Werman: How are they doing?

Claymore: My family are doing well. You know, we get this every year so we’re used to a typhoon but this one is just, it was unexpected, how hard it was and you know and as you know it’s the hardest typhoon we’ve had in history. There’s a sense of oh we can recover for this but then there’s a sense of desperation that it’s going to take longer than usual.

Werman: You were talking about you lying in your comfortable bed and how tough it is to process all this. Is it tough because you have lived through typhoons and know what this kind of devastation can mean or is it just tough because you're so far from home?

Claymore: It’s difficult to accept the fact that so many people are homeless. It’s, I guess it’s an emotion cord that I have for my people. I just feel for them, for their loss and their sorrow.

Werman: Charmaine, you’ve been pretty adamant on Facebook since the weekend that people who want to donate to the relief effort be cautious before giving. Why is this an important message for you to get across?

Claymore: Because people, the victims of the typhoon need the funding and our government is corrupt.
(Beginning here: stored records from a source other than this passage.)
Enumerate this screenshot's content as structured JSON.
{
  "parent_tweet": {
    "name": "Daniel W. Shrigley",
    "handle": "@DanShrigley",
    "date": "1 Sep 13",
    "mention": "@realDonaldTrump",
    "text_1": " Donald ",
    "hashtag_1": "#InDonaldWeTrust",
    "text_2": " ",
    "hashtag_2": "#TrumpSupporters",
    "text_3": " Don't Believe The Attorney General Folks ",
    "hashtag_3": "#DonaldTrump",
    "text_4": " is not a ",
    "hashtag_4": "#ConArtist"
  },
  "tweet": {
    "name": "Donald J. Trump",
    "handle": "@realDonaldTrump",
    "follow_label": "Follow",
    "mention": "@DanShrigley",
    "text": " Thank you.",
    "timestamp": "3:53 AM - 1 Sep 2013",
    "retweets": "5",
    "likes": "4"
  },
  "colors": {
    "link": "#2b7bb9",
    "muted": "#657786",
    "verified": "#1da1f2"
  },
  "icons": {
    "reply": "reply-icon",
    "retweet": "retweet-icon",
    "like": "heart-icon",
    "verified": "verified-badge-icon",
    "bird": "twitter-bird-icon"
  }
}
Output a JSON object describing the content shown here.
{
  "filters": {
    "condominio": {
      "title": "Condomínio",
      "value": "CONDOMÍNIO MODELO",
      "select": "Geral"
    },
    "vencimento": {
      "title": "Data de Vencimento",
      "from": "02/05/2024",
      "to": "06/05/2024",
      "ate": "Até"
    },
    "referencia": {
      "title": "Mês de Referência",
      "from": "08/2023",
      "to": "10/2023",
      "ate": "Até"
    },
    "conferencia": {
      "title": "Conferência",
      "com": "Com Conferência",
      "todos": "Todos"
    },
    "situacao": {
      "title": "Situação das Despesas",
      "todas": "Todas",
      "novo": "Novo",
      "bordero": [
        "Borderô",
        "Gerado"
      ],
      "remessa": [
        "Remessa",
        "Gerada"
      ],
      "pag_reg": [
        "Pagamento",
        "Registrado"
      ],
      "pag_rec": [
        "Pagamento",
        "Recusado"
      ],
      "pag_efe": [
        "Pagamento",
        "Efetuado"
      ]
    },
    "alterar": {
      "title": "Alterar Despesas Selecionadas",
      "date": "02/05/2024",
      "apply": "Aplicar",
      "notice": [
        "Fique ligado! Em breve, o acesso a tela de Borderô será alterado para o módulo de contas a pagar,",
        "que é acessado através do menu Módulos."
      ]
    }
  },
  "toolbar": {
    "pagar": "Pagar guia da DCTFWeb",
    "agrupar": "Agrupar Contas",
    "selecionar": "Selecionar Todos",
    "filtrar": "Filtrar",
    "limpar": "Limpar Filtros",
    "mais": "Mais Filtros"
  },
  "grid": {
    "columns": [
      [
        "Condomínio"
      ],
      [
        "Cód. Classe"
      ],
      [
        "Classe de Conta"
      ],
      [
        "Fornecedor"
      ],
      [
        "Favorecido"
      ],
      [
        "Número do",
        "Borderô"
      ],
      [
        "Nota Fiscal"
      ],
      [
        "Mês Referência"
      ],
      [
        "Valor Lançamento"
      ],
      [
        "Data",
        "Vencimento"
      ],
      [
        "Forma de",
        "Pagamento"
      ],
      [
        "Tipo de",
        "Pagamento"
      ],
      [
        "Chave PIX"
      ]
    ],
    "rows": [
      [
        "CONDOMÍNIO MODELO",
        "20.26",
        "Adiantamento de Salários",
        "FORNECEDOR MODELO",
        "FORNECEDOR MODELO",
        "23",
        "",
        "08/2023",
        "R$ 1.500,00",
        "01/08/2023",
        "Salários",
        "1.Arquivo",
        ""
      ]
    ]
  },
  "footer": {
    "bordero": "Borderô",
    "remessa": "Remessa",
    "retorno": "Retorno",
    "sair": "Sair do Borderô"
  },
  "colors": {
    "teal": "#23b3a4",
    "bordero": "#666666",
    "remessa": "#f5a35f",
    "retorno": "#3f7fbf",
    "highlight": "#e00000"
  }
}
We have so many corruption there.

Werman: The Filipino government?

Claymore: Yes, and I just want to make sure that the funds go directly to where it’s needed and it doesn’t get diluted.

Werman: I mean, you’re not even there, Charmaine you're in Los Angeles and yet I hear desperation in your voice.

Claymore: Yes, a whole town has been wiped away you know. They have not responded to their rural areas because it’s been difficult because of transportation problems and communication. They don’t have water. How long can a person go without water? They need help

Werman: Jazz singer Charmaine Claymore from the Philippines now living in Los Angeles. Thanks very much for speaking with us.

Claymore: Thank you, Marco.